No progress is possible without the self-taught learners. Many of the formal education drop-outs have learned, through life setbacks, that fulfilment is in adding value to others. By adding value and delivering benefits, they not only achieve success but attain fulfilment. Formal education teaches them while life learns them. What they learn from life is that before adding value to others, they first need to add value to themselves. Having been kicked out of the matrix of education, they found themselves defenseless in a world of no rules where the adaptable survive and the fool scrape by. That’s the real world they are challenged to first survive in, then thrive.
Formal education is a reflection of the industrial age of the 20th century. It’s main goal, and still, is to graduate people capable of dealing with a structured and predictable lifestyle. The structured system breeds a structured mindset. The methodology is to get yourself a job, add value to your company, get married, have kids and invest in your retirement fund. The horizontal teachings lead to a horizontal way of life where climbing the corporate ladder and vocational training are the best investment possible. This approach is not wrong but is not enough to thrive in a totally different landscape.
The knowledge-based economy of the 21st century produces a different kind of species. While the industrial economy was based on making, today’s economy is revolving around serving, thinking, knowing and experiencing. To thrive, you need to go vertically and invest in yourself. You need to make your own curriculum. It’s a self-made one not a mass-curriculum that fits the mass age. A curriculum that highlights self-education and constant learning. It requires designing a fulfilling life by first having a vision for yourself. To materialize this vision you need a lot of self-discipline and deliberate learning. That learning liberates your soul and allows you to be attentive to what’s available.

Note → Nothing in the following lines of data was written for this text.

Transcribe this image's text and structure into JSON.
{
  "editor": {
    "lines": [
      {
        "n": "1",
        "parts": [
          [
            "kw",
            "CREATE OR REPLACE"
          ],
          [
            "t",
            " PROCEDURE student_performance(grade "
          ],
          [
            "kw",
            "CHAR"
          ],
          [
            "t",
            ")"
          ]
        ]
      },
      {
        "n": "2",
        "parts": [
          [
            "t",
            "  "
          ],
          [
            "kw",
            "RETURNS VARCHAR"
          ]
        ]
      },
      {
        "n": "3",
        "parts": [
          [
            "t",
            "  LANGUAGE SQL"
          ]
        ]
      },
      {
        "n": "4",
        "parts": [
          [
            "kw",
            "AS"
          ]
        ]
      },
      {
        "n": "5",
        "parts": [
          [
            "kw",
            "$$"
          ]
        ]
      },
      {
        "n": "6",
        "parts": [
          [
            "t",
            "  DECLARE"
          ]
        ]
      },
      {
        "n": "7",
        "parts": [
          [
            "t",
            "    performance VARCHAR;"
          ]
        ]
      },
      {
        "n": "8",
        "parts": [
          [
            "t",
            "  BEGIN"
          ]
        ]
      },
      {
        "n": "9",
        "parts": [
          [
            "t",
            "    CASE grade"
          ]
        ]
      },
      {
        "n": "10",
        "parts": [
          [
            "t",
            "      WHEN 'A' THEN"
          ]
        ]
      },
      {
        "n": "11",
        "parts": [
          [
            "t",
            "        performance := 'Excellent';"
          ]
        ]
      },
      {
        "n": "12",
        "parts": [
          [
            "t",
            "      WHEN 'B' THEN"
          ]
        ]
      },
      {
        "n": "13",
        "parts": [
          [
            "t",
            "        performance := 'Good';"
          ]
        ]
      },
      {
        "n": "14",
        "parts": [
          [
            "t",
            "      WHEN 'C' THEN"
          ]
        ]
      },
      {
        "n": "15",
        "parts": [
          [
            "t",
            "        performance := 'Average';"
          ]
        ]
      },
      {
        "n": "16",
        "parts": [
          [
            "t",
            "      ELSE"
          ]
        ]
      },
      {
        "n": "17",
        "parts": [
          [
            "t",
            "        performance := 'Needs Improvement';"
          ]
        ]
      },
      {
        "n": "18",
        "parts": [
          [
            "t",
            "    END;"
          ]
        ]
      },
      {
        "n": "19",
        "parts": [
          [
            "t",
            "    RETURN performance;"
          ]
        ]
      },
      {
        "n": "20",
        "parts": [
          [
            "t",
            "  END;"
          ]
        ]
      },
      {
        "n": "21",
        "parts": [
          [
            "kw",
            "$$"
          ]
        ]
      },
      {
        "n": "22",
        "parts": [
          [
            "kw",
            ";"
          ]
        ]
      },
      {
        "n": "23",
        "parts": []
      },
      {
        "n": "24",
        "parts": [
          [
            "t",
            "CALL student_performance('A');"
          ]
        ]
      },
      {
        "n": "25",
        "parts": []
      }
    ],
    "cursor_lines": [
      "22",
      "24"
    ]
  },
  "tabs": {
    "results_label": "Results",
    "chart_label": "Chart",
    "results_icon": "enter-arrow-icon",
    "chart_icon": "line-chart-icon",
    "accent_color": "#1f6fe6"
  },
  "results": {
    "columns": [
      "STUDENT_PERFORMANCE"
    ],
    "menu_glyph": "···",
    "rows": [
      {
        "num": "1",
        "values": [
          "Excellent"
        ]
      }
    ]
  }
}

The American Billionaire, Larry Ellison, is indebted to self-education more than formal education. Throughout schooling, he was a mediocre student who disliked the formal education. He was interested in technology. Later, he dropped out of college twice, first from the University of Illinois, then the University of Chicago. He moved to California to work odd jobs before having a programming job at Ampex Corporation. He recalls this moment,” I never took a computer science class in my life. I got a job working as a programmer; I was largely self-taught. I just picked up a book and started programming.”
The turning point in Allison’s life comes when he built a database for the CIA. He called this project “Oracle.” Afterwards, he left Ampex and started his own database management company with two co-workers. The name of the company is “Oracle Corporation.” Oracle grows and becomes one the best computer technology corporations in the world. According to Forbes, Ellison’s personal net worth is over $56 billion. He is a true manifestation of the great business thinker, Jim Rohn, saying, “Formal education will make you a living, self-education will make you a fortune.”
Self-education is the only investment worth undertaking. Formal education is totally insufficient in a changing and hyper-speed world. Invest in yourself by constantly learning, unlearning and relearning.